What we’re left with is a truly fascinating tubular swingarm that has the looks of any factory bespoke racing component from the 1980s. If you look close, you can catch the billet aluminum oil catch box that Radium Engineering in Oregon ponied up for Sakura, which this build needs in order to compete. In case an engine blows, you won’t be ruining the circuit for the next competitor.
When it comes to suspension, Hennebert went for high performance. “The front fork is from an old Yamaha YZF-R1 superbike, so this is its second lease on life,” said Hennebert. “By the way, for drag racing, a fork is not really useful. The build is about 150mm lower than the original XSR700 and the oil pan is at 50mm to the ground, so it’s for drag use only—no more street riding for this XSR.” In the rear, Hennebert borrowed a Nitron racing shock from an R3 and made it work for his unique purposes.
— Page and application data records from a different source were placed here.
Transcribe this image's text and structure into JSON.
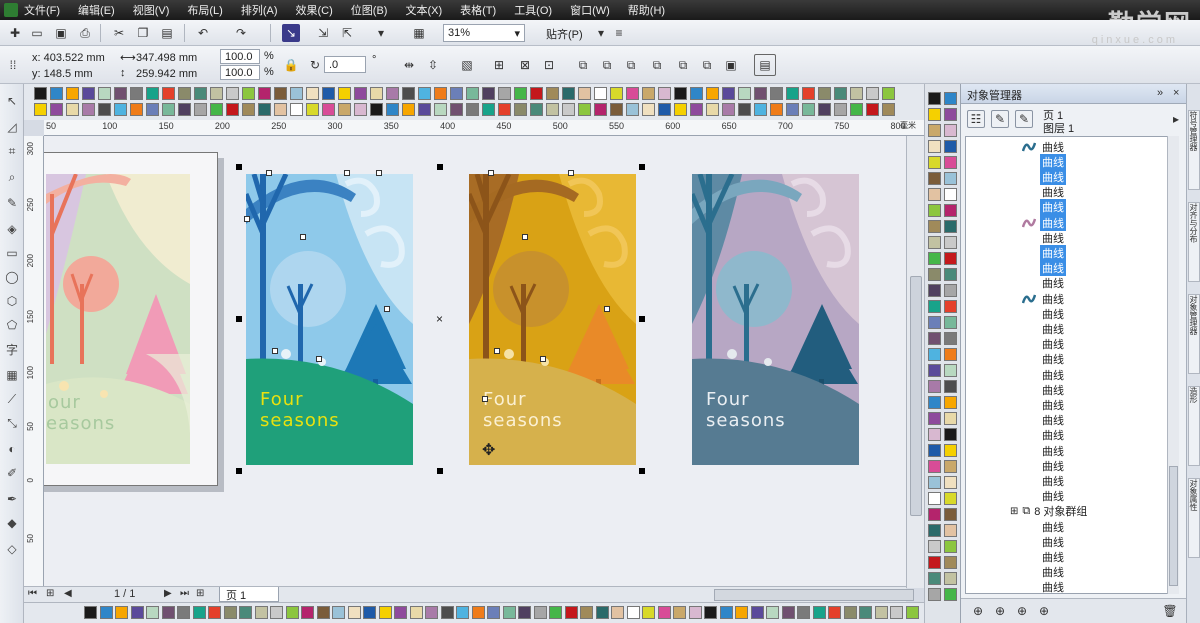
{
  "menu": [
    "文件(F)",
    "编辑(E)",
    "视图(V)",
    "布局(L)",
    "排列(A)",
    "效果(C)",
    "位图(B)",
    "文本(X)",
    "表格(T)",
    "工具(O)",
    "窗口(W)",
    "帮助(H)"
  ],
  "watermark": {
    "main": "勤学网",
    "sub": "qinxue.com"
  },
  "toolbar": {
    "zoom": "31%",
    "snap_label": "贴齐(P)"
  },
  "property_bar": {
    "x": "x: 403.522 mm",
    "y": "y: 148.5 mm",
    "width": "347.498 mm",
    "height": "259.942 mm",
    "scale_w": "100.0",
    "scale_h": "100.0",
    "percent": "%",
    "rotation": ".0",
    "degree": "°"
  },
  "ruler": {
    "h_labels": [
      "50",
      "100",
      "150",
      "200",
      "250",
      "300",
      "350",
      "400",
      "450",
      "500",
      "550",
      "600",
      "650",
      "700",
      "750",
      "800"
    ],
    "v_labels": [
      "300",
      "250",
      "200",
      "150",
      "100",
      "50",
      "0",
      "50"
    ],
    "unit": "毫米"
  },
  "pagenav": {
    "count": "1 / 1",
    "page_tab": "页 1"
  },
  "artwork": {
    "line1": "Four",
    "line2": "seasons",
    "line2_partial": "easons",
    "line1_partial": "our"
  },
  "docker": {
    "title": "对象管理器",
    "page": "页 1",
    "layer": "图层 1",
    "group_label": "8 对象群组",
    "items": [
      "曲线",
      "曲线",
      "曲线",
      "曲线",
      "曲线",
      "曲线",
      "曲线",
      "曲线",
      "曲线",
      "曲线",
      "曲线",
      "曲线",
      "曲线",
      "曲线",
      "曲线",
      "曲线",
      "曲线",
      "曲线",
      "曲线",
      "曲线",
      "曲线",
      "曲线",
      "曲线",
      "曲线"
    ],
    "selected_indices": [
      1,
      2,
      4,
      5,
      7,
      8
    ],
    "items_after_group": [
      "曲线",
      "曲线",
      "曲线",
      "曲线",
      "曲线",
      "曲线"
    ]
  },
  "side_tabs": [
    "符号管理器",
    "对齐与分布",
    "对象管理器",
    "造形",
    "对象属性"
  ],
  "colors": {
    "winter_bg": "#cfe0c3",
    "spring_sky": "#8ec9ea",
    "spring_ground": "#1fa07a",
    "summer_sky": "#d9a215",
    "summer_ground": "#d6b14c",
    "autumn_sky": "#b7a7c4",
    "autumn_ground": "#567b92"
  }
}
It seems like every time I scan the images for this bike, I pick up on a new shockingly overlooked aspect to this build. The amount of painstaking detail is something to admire. Intermingled with the stellar bodywork is the NOS bottle, with its gauge letting everyone know that this machine is ready to roar. The battery is fully exposed and, yet, it seems fitting. The carbon fiber housing sits directly behind the faux fuel-tank and meshes well with the overall build.
Quickshifters and auto-blip systems have weaved their way into stock bikes well enough, but in the world of drag racing, that simply isn’t going to cut it. If you look close at the left hand controls, you’ll find an electromagnetic shifter unit that will have Hennebert whipping through the gearbox instantly. “For 200-meter sprint race,” he explains, “the time needed to find the footpeg and the gear shifter crucial, so I went with the electromagnetic shifter unit to cut even more time down.”
The engine wasn’t overlooked either. The 689cc parallel-twin powerplant was gone over with the finest of toothed combs by Hennebert’s personal friend, Fabian Lamy of Flybike, situated close by. “This guy is a race engine wizard,” said Hennebert, “He made a huge effort, with about 130 man-hours on the XSR’s engine.”
That isn’t an overstatement. The engine has been completely overhauled with all critical parts being matched and balanced. Carrillo rods have found their way in the block, along with titanium valves, Wiseco forged and balanced pistons, and other goodies to make sure they’re getting the most out of the XSR’s hearty p-twin.
Lamy didn’t stop there; the counterbalance was removed and a bespoke crankshaft was put in place to deal with the tighter and more demanding tolerances that they will be running this engine at.
The intake body has been completely modified to inject more fuel into the mixture, surely to compensate for the fact that this is a bottle-blown XSR700 motor. With a new rev ceiling of 12,000 rpm, the oil management system needed to be upgraded for higher flow. The finishing touches come in the form of the Wizards of NOS Pro-Series 150 kit, working in conjunction with the Wizards’ Revo Max Extreme V2 nitrous controller.
I’ll admit, I’m an unabashed fan of the XSR700/MT-07 when it has a healthy set of pipes on it. With the radiator moved up to the front fairing, Hennebert was able to go to the nines in regards to the exhaust. He painstakingly created a scalloped exhaust that weaves its way through the chassis and ends at with an Austin Racing muffler to seal the deal. As of now, Hennebert hasn’t even dynoed Sakura, but when she’s putting in her lap at the Sultans of Sprint, we know she will demand some attention.
Sakura is the Japanese word for cherry blossom. Typically, the bloom lasts for a short period of time, depending on the weather and other factors. At their greatest lengths, these billowy blooms only remain with us for roughly two weeks. The name is fitting, then, of this 1980s endurance racer turned dragster throwback.
Just as quickly as the Workhorse Speed Shop Sakura hauls down a makeshift dragstrip, the Sultans of Sprint event loads up, patiently waiting for European motorcyclists to converge once again and let it all hang out on their homebuilt machines.
Workhorse Speed Shop Sakura Yamaha XSR700